:: WORK ITEM ::
Print out the data below with every line intact.

Dataset rows for apps and sites:
++++++++++++++++++++

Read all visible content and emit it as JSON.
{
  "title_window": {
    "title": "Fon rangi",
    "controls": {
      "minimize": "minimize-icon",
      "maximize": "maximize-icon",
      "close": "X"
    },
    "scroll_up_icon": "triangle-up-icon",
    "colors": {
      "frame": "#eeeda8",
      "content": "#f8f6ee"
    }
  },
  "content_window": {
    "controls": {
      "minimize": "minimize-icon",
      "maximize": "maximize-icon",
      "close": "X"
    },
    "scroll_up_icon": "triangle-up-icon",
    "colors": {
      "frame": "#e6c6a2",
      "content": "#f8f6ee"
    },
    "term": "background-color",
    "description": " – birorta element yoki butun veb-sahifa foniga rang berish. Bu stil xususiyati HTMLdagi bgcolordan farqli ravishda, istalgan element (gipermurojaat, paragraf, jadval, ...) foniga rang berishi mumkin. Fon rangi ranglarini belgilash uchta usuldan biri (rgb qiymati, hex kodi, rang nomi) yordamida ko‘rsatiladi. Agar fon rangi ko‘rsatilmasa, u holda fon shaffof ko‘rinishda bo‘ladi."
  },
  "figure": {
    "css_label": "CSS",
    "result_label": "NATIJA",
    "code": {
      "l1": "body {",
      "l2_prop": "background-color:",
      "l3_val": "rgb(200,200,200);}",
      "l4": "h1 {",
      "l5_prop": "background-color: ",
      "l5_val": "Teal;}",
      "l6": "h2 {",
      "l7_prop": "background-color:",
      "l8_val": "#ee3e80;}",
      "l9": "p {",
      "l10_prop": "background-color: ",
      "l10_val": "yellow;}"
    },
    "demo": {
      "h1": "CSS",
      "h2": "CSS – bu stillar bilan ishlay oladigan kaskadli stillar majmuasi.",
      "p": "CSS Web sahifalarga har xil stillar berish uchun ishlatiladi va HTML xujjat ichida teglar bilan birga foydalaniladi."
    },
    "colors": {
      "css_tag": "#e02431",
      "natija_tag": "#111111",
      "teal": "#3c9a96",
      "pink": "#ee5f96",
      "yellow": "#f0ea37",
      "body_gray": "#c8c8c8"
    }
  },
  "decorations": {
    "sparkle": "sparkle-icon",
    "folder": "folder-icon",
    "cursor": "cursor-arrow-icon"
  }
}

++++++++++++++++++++

:: EXERCISE RESPONSE ::
Read all visible content and emit it as JSON.
{
  "title_window": {
    "title": "Fon rangi",
    "controls": {
      "minimize": "minimize-icon",
      "maximize": "maximize-icon",
      "close": "X"
    },
    "scroll_up_icon": "triangle-up-icon",
    "colors": {
      "frame": "#eeeda8",
      "content": "#f8f6ee"
    }
  },
  "content_window": {
    "controls": {
      "minimize": "minimize-icon",
      "maximize": "maximize-icon",
      "close": "X"
    },
    "scroll_up_icon": "triangle-up-icon",
    "colors": {
      "frame": "#e6c6a2",
      "content": "#f8f6ee"
    },
    "term": "background-color",
    "description": " – birorta element yoki butun veb-sahifa foniga rang berish. Bu stil xususiyati HTMLdagi bgcolordan farqli ravishda, istalgan element (gipermurojaat, paragraf, jadval, ...) foniga rang berishi mumkin. Fon rangi ranglarini belgilash uchta usuldan biri (rgb qiymati, hex kodi, rang nomi) yordamida ko‘rsatiladi. Agar fon rangi ko‘rsatilmasa, u holda fon shaffof ko‘rinishda bo‘ladi."
  },
  "figure": {
    "css_label": "CSS",
    "result_label": "NATIJA",
    "code": {
      "l1": "body {",
      "l2_prop": "background-color:",
      "l3_val": "rgb(200,200,200);}",
      "l4": "h1 {",
      "l5_prop": "background-color: ",
      "l5_val": "Teal;}",
      "l6": "h2 {",
      "l7_prop": "background-color:",
      "l8_val": "#ee3e80;}",
      "l9": "p {",
      "l10_prop": "background-color: ",
      "l10_val": "yellow;}"
    },
    "demo": {
      "h1": "CSS",
      "h2": "CSS – bu stillar bilan ishlay oladigan kaskadli stillar majmuasi.",
      "p": "CSS Web sahifalarga har xil stillar berish uchun ishlatiladi va HTML xujjat ichida teglar bilan birga foydalaniladi."
    },
    "colors": {
      "css_tag": "#e02431",
      "natija_tag": "#111111",
      "teal": "#3c9a96",
      "pink": "#ee5f96",
      "yellow": "#f0ea37",
      "body_gray": "#c8c8c8"
    }
  },
  "decorations": {
    "sparkle": "sparkle-icon",
    "folder": "folder-icon",
    "cursor": "cursor-arrow-icon"
  }
}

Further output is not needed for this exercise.